Brief
Each entry needs to be given again, character for character.

::: Materials provided :::

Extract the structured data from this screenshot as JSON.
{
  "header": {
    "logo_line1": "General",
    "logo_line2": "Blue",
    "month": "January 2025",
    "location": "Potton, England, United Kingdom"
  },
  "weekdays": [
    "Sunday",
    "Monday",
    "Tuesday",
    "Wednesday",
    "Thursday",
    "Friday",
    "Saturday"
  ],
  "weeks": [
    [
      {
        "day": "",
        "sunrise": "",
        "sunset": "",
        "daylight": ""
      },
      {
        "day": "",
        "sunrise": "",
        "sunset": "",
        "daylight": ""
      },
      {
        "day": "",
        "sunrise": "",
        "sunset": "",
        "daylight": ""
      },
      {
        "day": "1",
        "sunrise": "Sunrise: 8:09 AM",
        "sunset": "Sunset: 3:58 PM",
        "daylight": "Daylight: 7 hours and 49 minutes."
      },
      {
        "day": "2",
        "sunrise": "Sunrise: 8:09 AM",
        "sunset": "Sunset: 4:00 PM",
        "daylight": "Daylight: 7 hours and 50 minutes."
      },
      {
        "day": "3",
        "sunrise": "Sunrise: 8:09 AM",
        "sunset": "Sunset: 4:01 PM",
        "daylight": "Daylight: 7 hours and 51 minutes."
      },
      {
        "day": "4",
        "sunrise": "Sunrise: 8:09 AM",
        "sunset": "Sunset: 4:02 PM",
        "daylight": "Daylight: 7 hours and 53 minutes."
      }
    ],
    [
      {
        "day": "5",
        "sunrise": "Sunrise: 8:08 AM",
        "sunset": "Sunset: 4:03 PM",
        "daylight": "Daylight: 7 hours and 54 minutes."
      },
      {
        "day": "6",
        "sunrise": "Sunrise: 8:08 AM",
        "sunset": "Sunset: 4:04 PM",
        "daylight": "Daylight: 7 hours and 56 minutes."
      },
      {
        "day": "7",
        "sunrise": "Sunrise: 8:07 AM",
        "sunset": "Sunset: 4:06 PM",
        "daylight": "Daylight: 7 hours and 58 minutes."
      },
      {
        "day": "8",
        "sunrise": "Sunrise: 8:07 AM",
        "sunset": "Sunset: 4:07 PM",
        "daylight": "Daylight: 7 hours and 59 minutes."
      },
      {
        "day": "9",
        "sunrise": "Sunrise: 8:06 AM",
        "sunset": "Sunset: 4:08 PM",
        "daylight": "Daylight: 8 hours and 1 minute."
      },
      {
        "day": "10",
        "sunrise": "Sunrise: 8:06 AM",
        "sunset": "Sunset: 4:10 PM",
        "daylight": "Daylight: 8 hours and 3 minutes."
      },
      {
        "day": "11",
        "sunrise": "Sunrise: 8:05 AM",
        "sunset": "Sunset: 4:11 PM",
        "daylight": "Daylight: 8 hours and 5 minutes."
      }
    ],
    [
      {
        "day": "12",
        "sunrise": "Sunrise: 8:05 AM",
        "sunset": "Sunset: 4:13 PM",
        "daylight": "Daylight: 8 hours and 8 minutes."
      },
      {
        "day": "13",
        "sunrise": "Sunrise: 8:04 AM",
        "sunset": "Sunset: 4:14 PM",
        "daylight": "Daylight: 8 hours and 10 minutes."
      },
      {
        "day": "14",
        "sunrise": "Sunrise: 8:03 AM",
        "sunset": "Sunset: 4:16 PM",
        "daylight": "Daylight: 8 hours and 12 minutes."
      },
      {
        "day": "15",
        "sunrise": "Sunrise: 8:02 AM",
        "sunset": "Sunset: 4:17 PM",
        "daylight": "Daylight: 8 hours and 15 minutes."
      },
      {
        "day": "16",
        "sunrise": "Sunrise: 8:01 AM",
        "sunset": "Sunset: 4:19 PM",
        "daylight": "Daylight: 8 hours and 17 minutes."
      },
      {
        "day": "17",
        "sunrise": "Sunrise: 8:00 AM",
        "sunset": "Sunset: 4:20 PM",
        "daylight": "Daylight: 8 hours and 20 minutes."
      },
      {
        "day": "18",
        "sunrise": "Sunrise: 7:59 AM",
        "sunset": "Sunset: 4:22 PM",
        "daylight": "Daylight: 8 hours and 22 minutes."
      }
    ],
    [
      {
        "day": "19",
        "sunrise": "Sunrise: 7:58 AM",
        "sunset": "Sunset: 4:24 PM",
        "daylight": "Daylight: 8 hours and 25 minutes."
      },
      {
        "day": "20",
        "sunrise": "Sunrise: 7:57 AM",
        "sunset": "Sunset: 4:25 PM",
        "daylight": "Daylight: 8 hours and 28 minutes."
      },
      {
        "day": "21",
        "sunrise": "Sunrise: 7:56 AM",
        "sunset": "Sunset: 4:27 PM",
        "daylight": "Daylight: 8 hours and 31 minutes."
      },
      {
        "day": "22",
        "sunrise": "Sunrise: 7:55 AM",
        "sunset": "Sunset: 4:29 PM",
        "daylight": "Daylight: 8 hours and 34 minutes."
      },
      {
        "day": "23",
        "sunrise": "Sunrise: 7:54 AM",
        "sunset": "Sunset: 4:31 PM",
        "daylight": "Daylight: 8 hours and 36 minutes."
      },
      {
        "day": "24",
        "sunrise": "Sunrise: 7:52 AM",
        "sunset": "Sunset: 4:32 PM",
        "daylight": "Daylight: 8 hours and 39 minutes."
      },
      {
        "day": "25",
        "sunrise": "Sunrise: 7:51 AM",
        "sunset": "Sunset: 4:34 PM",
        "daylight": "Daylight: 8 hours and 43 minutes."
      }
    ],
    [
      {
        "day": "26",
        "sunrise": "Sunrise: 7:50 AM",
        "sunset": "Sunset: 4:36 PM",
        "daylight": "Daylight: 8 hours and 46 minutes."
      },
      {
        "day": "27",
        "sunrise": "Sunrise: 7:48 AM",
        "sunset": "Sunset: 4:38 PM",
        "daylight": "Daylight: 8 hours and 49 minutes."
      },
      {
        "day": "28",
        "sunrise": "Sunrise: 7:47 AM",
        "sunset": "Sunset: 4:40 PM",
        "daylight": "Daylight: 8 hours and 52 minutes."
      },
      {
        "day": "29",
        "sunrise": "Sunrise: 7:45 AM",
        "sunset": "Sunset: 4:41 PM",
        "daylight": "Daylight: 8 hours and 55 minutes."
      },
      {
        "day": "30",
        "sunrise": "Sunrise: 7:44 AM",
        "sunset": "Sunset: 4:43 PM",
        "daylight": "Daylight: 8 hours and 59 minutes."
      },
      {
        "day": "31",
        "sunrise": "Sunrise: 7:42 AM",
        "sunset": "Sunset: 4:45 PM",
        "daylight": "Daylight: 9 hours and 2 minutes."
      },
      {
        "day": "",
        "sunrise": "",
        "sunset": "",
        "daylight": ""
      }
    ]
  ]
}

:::

Answer to this problem
Extract the structured data from this screenshot as JSON.
{
  "header": {
    "logo_line1": "General",
    "logo_line2": "Blue",
    "month": "January 2025",
    "location": "Potton, England, United Kingdom"
  },
  "weekdays": [
    "Sunday",
    "Monday",
    "Tuesday",
    "Wednesday",
    "Thursday",
    "Friday",
    "Saturday"
  ],
  "weeks": [
    [
      {
        "day": "",
        "sunrise": "",
        "sunset": "",
        "daylight": ""
      },
      {
        "day": "",
        "sunrise": "",
        "sunset": "",
        "daylight": ""
      },
      {
        "day": "",
        "sunrise": "",
        "sunset": "",
        "daylight": ""
      },
      {
        "day": "1",
        "sunrise": "Sunrise: 8:09 AM",
        "sunset": "Sunset: 3:58 PM",
        "daylight": "Daylight: 7 hours and 49 minutes."
      },
      {
        "day": "2",
        "sunrise": "Sunrise: 8:09 AM",
        "sunset": "Sunset: 4:00 PM",
        "daylight": "Daylight: 7 hours and 50 minutes."
      },
      {
        "day": "3",
        "sunrise": "Sunrise: 8:09 AM",
        "sunset": "Sunset: 4:01 PM",
        "daylight": "Daylight: 7 hours and 51 minutes."
      },
      {
        "day": "4",
        "sunrise": "Sunrise: 8:09 AM",
        "sunset": "Sunset: 4:02 PM",
        "daylight": "Daylight: 7 hours and 53 minutes."
      }
    ],
    [
      {
        "day": "5",
        "sunrise": "Sunrise: 8:08 AM",
        "sunset": "Sunset: 4:03 PM",
        "daylight": "Daylight: 7 hours and 54 minutes."
      },
      {
        "day": "6",
        "sunrise": "Sunrise: 8:08 AM",
        "sunset": "Sunset: 4:04 PM",
        "daylight": "Daylight: 7 hours and 56 minutes."
      },
      {
        "day": "7",
        "sunrise": "Sunrise: 8:07 AM",
        "sunset": "Sunset: 4:06 PM",
        "daylight": "Daylight: 7 hours and 58 minutes."
      },
      {
        "day": "8",
        "sunrise": "Sunrise: 8:07 AM",
        "sunset": "Sunset: 4:07 PM",
        "daylight": "Daylight: 7 hours and 59 minutes."
      },
      {
        "day": "9",
        "sunrise": "Sunrise: 8:06 AM",
        "sunset": "Sunset: 4:08 PM",
        "daylight": "Daylight: 8 hours and 1 minute."
      },
      {
        "day": "10",
        "sunrise": "Sunrise: 8:06 AM",
        "sunset": "Sunset: 4:10 PM",
        "daylight": "Daylight: 8 hours and 3 minutes."
      },
      {
        "day": "11",
        "sunrise": "Sunrise: 8:05 AM",
        "sunset": "Sunset: 4:11 PM",
        "daylight": "Daylight: 8 hours and 5 minutes."
      }
    ],
    [
      {
        "day": "12",
        "sunrise": "Sunrise: 8:05 AM",
        "sunset": "Sunset: 4:13 PM",
        "daylight": "Daylight: 8 hours and 8 minutes."
      },
      {
        "day": "13",
        "sunrise": "Sunrise: 8:04 AM",
        "sunset": "Sunset: 4:14 PM",
        "daylight": "Daylight: 8 hours and 10 minutes."
      },
      {
        "day": "14",
        "sunrise": "Sunrise: 8:03 AM",
        "sunset": "Sunset: 4:16 PM",
        "daylight": "Daylight: 8 hours and 12 minutes."
      },
      {
        "day": "15",
        "sunrise": "Sunrise: 8:02 AM",
        "sunset": "Sunset: 4:17 PM",
        "daylight": "Daylight: 8 hours and 15 minutes."
      },
      {
        "day": "16",
        "sunrise": "Sunrise: 8:01 AM",
        "sunset": "Sunset: 4:19 PM",
        "daylight": "Daylight: 8 hours and 17 minutes."
      },
      {
        "day": "17",
        "sunrise": "Sunrise: 8:00 AM",
        "sunset": "Sunset: 4:20 PM",
        "daylight": "Daylight: 8 hours and 20 minutes."
      },
      {
        "day": "18",
        "sunrise": "Sunrise: 7:59 AM",
        "sunset": "Sunset: 4:22 PM",
        "daylight": "Daylight: 8 hours and 22 minutes."
      }
    ],
    [
      {
        "day": "19",
        "sunrise": "Sunrise: 7:58 AM",
        "sunset": "Sunset: 4:24 PM",
        "daylight": "Daylight: 8 hours and 25 minutes."
      },
      {
        "day": "20",
        "sunrise": "Sunrise: 7:57 AM",
        "sunset": "Sunset: 4:25 PM",
        "daylight": "Daylight: 8 hours and 28 minutes."
      },
      {
        "day": "21",
        "sunrise": "Sunrise: 7:56 AM",
        "sunset": "Sunset: 4:27 PM",
        "daylight": "Daylight: 8 hours and 31 minutes."
      },
      {
        "day": "22",
        "sunrise": "Sunrise: 7:55 AM",
        "sunset": "Sunset: 4:29 PM",
        "daylight": "Daylight: 8 hours and 34 minutes."
      },
      {
        "day": "23",
        "sunrise": "Sunrise: 7:54 AM",
        "sunset": "Sunset: 4:31 PM",
        "daylight": "Daylight: 8 hours and 36 minutes."
      },
      {
        "day": "24",
        "sunrise": "Sunrise: 7:52 AM",
        "sunset": "Sunset: 4:32 PM",
        "daylight": "Daylight: 8 hours and 39 minutes."
      },
      {
        "day": "25",
        "sunrise": "Sunrise: 7:51 AM",
        "sunset": "Sunset: 4:34 PM",
        "daylight": "Daylight: 8 hours and 43 minutes."
      }
    ],
    [
      {
        "day": "26",
        "sunrise": "Sunrise: 7:50 AM",
        "sunset": "Sunset: 4:36 PM",
        "daylight": "Daylight: 8 hours and 46 minutes."
      },
      {
        "day": "27",
        "sunrise": "Sunrise: 7:48 AM",
        "sunset": "Sunset: 4:38 PM",
        "daylight": "Daylight: 8 hours and 49 minutes."
      },
      {
        "day": "28",
        "sunrise": "Sunrise: 7:47 AM",
        "sunset": "Sunset: 4:40 PM",
        "daylight": "Daylight: 8 hours and 52 minutes."
      },
      {
        "day": "29",
        "sunrise": "Sunrise: 7:45 AM",
        "sunset": "Sunset: 4:41 PM",
        "daylight": "Daylight: 8 hours and 55 minutes."
      },
      {
        "day": "30",
        "sunrise": "Sunrise: 7:44 AM",
        "sunset": "Sunset: 4:43 PM",
        "daylight": "Daylight: 8 hours and 59 minutes."
      },
      {
        "day": "31",
        "sunrise": "Sunrise: 7:42 AM",
        "sunset": "Sunset: 4:45 PM",
        "daylight": "Daylight: 9 hours and 2 minutes."
      },
      {
        "day": "",
        "sunrise": "",
        "sunset": "",
        "daylight": ""
      }
    ]
  ]
}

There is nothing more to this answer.